Entries from a dataset of interfaces:
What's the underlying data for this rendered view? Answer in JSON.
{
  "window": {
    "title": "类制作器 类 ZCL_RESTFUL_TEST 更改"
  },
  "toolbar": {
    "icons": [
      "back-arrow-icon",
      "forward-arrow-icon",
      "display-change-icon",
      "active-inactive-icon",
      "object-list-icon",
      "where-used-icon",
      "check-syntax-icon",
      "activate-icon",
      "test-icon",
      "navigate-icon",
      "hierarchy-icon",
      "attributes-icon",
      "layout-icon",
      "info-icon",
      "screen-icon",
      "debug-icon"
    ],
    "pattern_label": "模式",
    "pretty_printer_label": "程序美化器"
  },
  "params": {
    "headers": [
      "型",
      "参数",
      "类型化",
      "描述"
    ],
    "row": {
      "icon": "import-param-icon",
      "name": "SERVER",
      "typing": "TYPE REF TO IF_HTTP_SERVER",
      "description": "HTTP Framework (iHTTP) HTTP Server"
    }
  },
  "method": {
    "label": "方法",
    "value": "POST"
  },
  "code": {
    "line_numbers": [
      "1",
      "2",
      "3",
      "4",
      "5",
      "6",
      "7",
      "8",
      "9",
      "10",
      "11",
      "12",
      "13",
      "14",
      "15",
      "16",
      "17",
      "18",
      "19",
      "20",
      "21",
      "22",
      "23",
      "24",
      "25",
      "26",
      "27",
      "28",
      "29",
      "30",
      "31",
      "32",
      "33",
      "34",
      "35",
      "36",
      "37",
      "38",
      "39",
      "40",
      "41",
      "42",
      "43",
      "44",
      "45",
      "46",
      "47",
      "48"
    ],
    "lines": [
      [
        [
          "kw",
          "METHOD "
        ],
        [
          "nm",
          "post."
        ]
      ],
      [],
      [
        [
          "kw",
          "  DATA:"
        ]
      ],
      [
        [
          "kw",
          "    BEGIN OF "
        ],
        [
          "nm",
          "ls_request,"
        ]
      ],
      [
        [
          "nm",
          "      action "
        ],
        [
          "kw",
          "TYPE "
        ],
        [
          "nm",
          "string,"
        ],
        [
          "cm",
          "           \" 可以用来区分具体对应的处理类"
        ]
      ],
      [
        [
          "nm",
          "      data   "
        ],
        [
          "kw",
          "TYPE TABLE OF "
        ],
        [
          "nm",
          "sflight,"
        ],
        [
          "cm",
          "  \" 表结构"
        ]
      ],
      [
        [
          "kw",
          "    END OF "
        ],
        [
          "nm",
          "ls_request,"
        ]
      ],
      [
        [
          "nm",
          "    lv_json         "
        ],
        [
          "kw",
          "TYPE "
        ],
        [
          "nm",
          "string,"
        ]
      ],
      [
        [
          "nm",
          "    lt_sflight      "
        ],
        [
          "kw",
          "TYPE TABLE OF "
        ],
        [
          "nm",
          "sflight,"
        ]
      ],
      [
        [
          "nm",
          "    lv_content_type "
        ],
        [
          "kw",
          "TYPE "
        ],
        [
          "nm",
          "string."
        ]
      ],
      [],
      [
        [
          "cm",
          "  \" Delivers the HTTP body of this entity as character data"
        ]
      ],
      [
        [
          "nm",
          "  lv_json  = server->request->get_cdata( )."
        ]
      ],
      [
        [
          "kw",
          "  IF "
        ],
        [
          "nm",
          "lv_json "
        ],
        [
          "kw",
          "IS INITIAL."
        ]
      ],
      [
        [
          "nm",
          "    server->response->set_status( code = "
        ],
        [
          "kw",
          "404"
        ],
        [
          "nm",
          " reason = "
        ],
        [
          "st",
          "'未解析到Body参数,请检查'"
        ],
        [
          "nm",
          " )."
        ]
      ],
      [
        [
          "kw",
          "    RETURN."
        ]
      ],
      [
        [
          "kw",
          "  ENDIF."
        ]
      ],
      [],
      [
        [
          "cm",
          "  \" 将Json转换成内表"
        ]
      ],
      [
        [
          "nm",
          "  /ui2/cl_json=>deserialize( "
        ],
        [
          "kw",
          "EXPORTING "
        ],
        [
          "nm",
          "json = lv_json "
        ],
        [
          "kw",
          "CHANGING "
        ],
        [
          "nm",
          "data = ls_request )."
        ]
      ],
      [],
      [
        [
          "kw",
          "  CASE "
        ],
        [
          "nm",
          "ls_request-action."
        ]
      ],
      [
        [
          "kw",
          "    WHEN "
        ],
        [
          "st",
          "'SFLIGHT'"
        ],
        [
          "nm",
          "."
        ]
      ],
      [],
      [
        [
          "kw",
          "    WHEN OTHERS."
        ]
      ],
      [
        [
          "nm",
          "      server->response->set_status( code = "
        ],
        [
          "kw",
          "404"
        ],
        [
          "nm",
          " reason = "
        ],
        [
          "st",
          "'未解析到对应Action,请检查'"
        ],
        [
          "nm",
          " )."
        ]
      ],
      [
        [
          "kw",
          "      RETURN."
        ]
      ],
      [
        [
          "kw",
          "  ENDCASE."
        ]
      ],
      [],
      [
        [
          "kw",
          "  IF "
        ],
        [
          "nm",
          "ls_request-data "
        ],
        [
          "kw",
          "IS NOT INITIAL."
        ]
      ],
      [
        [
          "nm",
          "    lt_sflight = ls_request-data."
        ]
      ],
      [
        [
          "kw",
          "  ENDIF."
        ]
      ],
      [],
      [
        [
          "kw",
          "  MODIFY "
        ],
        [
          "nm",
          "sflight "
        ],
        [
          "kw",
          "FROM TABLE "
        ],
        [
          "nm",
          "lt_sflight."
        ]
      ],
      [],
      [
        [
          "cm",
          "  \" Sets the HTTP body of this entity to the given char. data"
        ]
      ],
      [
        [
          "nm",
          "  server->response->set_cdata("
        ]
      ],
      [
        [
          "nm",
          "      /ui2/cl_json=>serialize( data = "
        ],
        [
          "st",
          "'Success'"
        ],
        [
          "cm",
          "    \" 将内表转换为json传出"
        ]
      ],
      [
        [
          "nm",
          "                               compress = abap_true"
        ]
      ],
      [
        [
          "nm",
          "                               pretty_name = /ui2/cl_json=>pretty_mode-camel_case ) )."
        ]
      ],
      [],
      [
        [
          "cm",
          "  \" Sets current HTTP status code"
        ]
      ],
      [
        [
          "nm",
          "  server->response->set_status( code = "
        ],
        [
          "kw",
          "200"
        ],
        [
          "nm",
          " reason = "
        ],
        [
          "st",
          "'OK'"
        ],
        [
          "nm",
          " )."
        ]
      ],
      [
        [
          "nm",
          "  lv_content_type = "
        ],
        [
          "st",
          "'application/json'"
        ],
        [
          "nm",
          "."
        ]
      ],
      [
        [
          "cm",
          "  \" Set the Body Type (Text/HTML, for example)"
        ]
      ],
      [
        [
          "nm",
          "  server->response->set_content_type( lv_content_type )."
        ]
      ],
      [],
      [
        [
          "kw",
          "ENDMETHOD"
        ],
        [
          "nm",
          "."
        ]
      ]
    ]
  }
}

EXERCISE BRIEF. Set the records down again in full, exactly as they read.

EXERCISE RESULT.
What's the underlying data for this rendered view? Answer in JSON.
{
  "window": {
    "title": "类制作器 类 ZCL_RESTFUL_TEST 更改"
  },
  "toolbar": {
    "icons": [
      "back-arrow-icon",
      "forward-arrow-icon",
      "display-change-icon",
      "active-inactive-icon",
      "object-list-icon",
      "where-used-icon",
      "check-syntax-icon",
      "activate-icon",
      "test-icon",
      "navigate-icon",
      "hierarchy-icon",
      "attributes-icon",
      "layout-icon",
      "info-icon",
      "screen-icon",
      "debug-icon"
    ],
    "pattern_label": "模式",
    "pretty_printer_label": "程序美化器"
  },
  "params": {
    "headers": [
      "型",
      "参数",
      "类型化",
      "描述"
    ],
    "row": {
      "icon": "import-param-icon",
      "name": "SERVER",
      "typing": "TYPE REF TO IF_HTTP_SERVER",
      "description": "HTTP Framework (iHTTP) HTTP Server"
    }
  },
  "method": {
    "label": "方法",
    "value": "POST"
  },
  "code": {
    "line_numbers": [
      "1",
      "2",
      "3",
      "4",
      "5",
      "6",
      "7",
      "8",
      "9",
      "10",
      "11",
      "12",
      "13",
      "14",
      "15",
      "16",
      "17",
      "18",
      "19",
      "20",
      "21",
      "22",
      "23",
      "24",
      "25",
      "26",
      "27",
      "28",
      "29",
      "30",
      "31",
      "32",
      "33",
      "34",
      "35",
      "36",
      "37",
      "38",
      "39",
      "40",
      "41",
      "42",
      "43",
      "44",
      "45",
      "46",
      "47",
      "48"
    ],
    "lines": [
      [
        [
          "kw",
          "METHOD "
        ],
        [
          "nm",
          "post."
        ]
      ],
      [],
      [
        [
          "kw",
          "  DATA:"
        ]
      ],
      [
        [
          "kw",
          "    BEGIN OF "
        ],
        [
          "nm",
          "ls_request,"
        ]
      ],
      [
        [
          "nm",
          "      action "
        ],
        [
          "kw",
          "TYPE "
        ],
        [
          "nm",
          "string,"
        ],
        [
          "cm",
          "           \" 可以用来区分具体对应的处理类"
        ]
      ],
      [
        [
          "nm",
          "      data   "
        ],
        [
          "kw",
          "TYPE TABLE OF "
        ],
        [
          "nm",
          "sflight,"
        ],
        [
          "cm",
          "  \" 表结构"
        ]
      ],
      [
        [
          "kw",
          "    END OF "
        ],
        [
          "nm",
          "ls_request,"
        ]
      ],
      [
        [
          "nm",
          "    lv_json         "
        ],
        [
          "kw",
          "TYPE "
        ],
        [
          "nm",
          "string,"
        ]
      ],
      [
        [
          "nm",
          "    lt_sflight      "
        ],
        [
          "kw",
          "TYPE TABLE OF "
        ],
        [
          "nm",
          "sflight,"
        ]
      ],
      [
        [
          "nm",
          "    lv_content_type "
        ],
        [
          "kw",
          "TYPE "
        ],
        [
          "nm",
          "string."
        ]
      ],
      [],
      [
        [
          "cm",
          "  \" Delivers the HTTP body of this entity as character data"
        ]
      ],
      [
        [
          "nm",
          "  lv_json  = server->request->get_cdata( )."
        ]
      ],
      [
        [
          "kw",
          "  IF "
        ],
        [
          "nm",
          "lv_json "
        ],
        [
          "kw",
          "IS INITIAL."
        ]
      ],
      [
        [
          "nm",
          "    server->response->set_status( code = "
        ],
        [
          "kw",
          "404"
        ],
        [
          "nm",
          " reason = "
        ],
        [
          "st",
          "'未解析到Body参数,请检查'"
        ],
        [
          "nm",
          " )."
        ]
      ],
      [
        [
          "kw",
          "    RETURN."
        ]
      ],
      [
        [
          "kw",
          "  ENDIF."
        ]
      ],
      [],
      [
        [
          "cm",
          "  \" 将Json转换成内表"
        ]
      ],
      [
        [
          "nm",
          "  /ui2/cl_json=>deserialize( "
        ],
        [
          "kw",
          "EXPORTING "
        ],
        [
          "nm",
          "json = lv_json "
        ],
        [
          "kw",
          "CHANGING "
        ],
        [
          "nm",
          "data = ls_request )."
        ]
      ],
      [],
      [
        [
          "kw",
          "  CASE "
        ],
        [
          "nm",
          "ls_request-action."
        ]
      ],
      [
        [
          "kw",
          "    WHEN "
        ],
        [
          "st",
          "'SFLIGHT'"
        ],
        [
          "nm",
          "."
        ]
      ],
      [],
      [
        [
          "kw",
          "    WHEN OTHERS."
        ]
      ],
      [
        [
          "nm",
          "      server->response->set_status( code = "
        ],
        [
          "kw",
          "404"
        ],
        [
          "nm",
          " reason = "
        ],
        [
          "st",
          "'未解析到对应Action,请检查'"
        ],
        [
          "nm",
          " )."
        ]
      ],
      [
        [
          "kw",
          "      RETURN."
        ]
      ],
      [
        [
          "kw",
          "  ENDCASE."
        ]
      ],
      [],
      [
        [
          "kw",
          "  IF "
        ],
        [
          "nm",
          "ls_request-data "
        ],
        [
          "kw",
          "IS NOT INITIAL."
        ]
      ],
      [
        [
          "nm",
          "    lt_sflight = ls_request-data."
        ]
      ],
      [
        [
          "kw",
          "  ENDIF."
        ]
      ],
      [],
      [
        [
          "kw",
          "  MODIFY "
        ],
        [
          "nm",
          "sflight "
        ],
        [
          "kw",
          "FROM TABLE "
        ],
        [
          "nm",
          "lt_sflight."
        ]
      ],
      [],
      [
        [
          "cm",
          "  \" Sets the HTTP body of this entity to the given char. data"
        ]
      ],
      [
        [
          "nm",
          "  server->response->set_cdata("
        ]
      ],
      [
        [
          "nm",
          "      /ui2/cl_json=>serialize( data = "
        ],
        [
          "st",
          "'Success'"
        ],
        [
          "cm",
          "    \" 将内表转换为json传出"
        ]
      ],
      [
        [
          "nm",
          "                               compress = abap_true"
        ]
      ],
      [
        [
          "nm",
          "                               pretty_name = /ui2/cl_json=>pretty_mode-camel_case ) )."
        ]
      ],
      [],
      [
        [
          "cm",
          "  \" Sets current HTTP status code"
        ]
      ],
      [
        [
          "nm",
          "  server->response->set_status( code = "
        ],
        [
          "kw",
          "200"
        ],
        [
          "nm",
          " reason = "
        ],
        [
          "st",
          "'OK'"
        ],
        [
          "nm",
          " )."
        ]
      ],
      [
        [
          "nm",
          "  lv_content_type = "
        ],
        [
          "st",
          "'application/json'"
        ],
        [
          "nm",
          "."
        ]
      ],
      [
        [
          "cm",
          "  \" Set the Body Type (Text/HTML, for example)"
        ]
      ],
      [
        [
          "nm",
          "  server->response->set_content_type( lv_content_type )."
        ]
      ],
      [],
      [
        [
          "kw",
          "ENDMETHOD"
        ],
        [
          "nm",
          "."
        ]
      ]
    ]
  }
}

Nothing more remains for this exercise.